=== EXTRACTED RECORDS ===

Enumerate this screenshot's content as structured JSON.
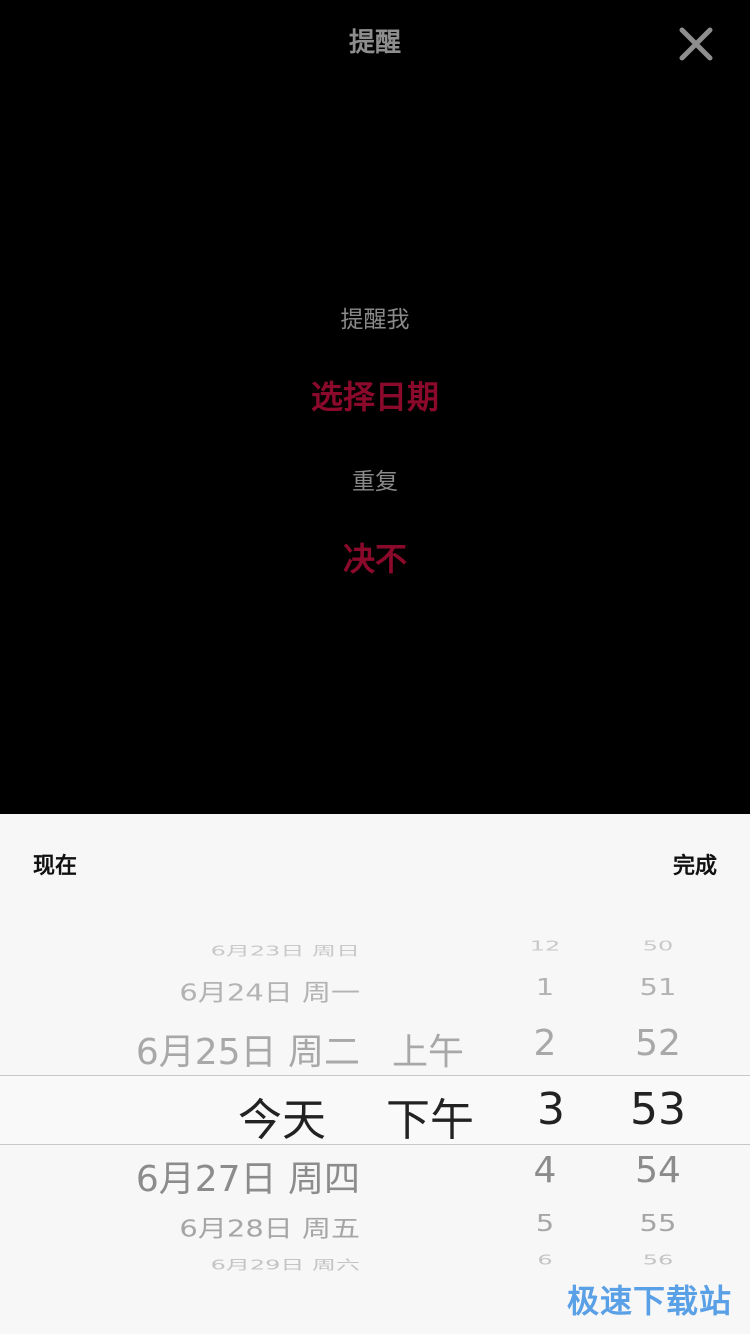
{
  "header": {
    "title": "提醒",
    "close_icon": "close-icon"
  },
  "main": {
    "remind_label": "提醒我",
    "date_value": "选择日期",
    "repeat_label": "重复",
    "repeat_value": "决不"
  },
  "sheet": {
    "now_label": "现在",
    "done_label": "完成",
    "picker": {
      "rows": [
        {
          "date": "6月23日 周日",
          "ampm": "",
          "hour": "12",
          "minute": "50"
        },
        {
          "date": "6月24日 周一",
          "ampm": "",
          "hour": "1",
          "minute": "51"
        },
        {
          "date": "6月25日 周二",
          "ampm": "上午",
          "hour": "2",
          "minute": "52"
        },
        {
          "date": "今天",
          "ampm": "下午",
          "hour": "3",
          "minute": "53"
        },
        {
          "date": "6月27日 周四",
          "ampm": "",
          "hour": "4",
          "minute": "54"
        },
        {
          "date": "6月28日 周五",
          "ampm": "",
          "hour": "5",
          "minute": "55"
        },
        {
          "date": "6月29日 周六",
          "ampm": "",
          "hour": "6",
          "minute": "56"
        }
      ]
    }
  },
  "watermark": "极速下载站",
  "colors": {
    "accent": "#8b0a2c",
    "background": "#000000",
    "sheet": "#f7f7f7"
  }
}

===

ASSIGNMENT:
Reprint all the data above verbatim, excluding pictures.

EXERCISE SOLUTION:
Enumerate this screenshot's content as structured JSON.
{
  "header": {
    "title": "提醒",
    "close_icon": "close-icon"
  },
  "main": {
    "remind_label": "提醒我",
    "date_value": "选择日期",
    "repeat_label": "重复",
    "repeat_value": "决不"
  },
  "sheet": {
    "now_label": "现在",
    "done_label": "完成",
    "picker": {
      "rows": [
        {
          "date": "6月23日 周日",
          "ampm": "",
          "hour": "12",
          "minute": "50"
        },
        {
          "date": "6月24日 周一",
          "ampm": "",
          "hour": "1",
          "minute": "51"
        },
        {
          "date": "6月25日 周二",
          "ampm": "上午",
          "hour": "2",
          "minute": "52"
        },
        {
          "date": "今天",
          "ampm": "下午",
          "hour": "3",
          "minute": "53"
        },
        {
          "date": "6月27日 周四",
          "ampm": "",
          "hour": "4",
          "minute": "54"
        },
        {
          "date": "6月28日 周五",
          "ampm": "",
          "hour": "5",
          "minute": "55"
        },
        {
          "date": "6月29日 周六",
          "ampm": "",
          "hour": "6",
          "minute": "56"
        }
      ]
    }
  },
  "watermark": "极速下载站",
  "colors": {
    "accent": "#8b0a2c",
    "background": "#000000",
    "sheet": "#f7f7f7"
  }
}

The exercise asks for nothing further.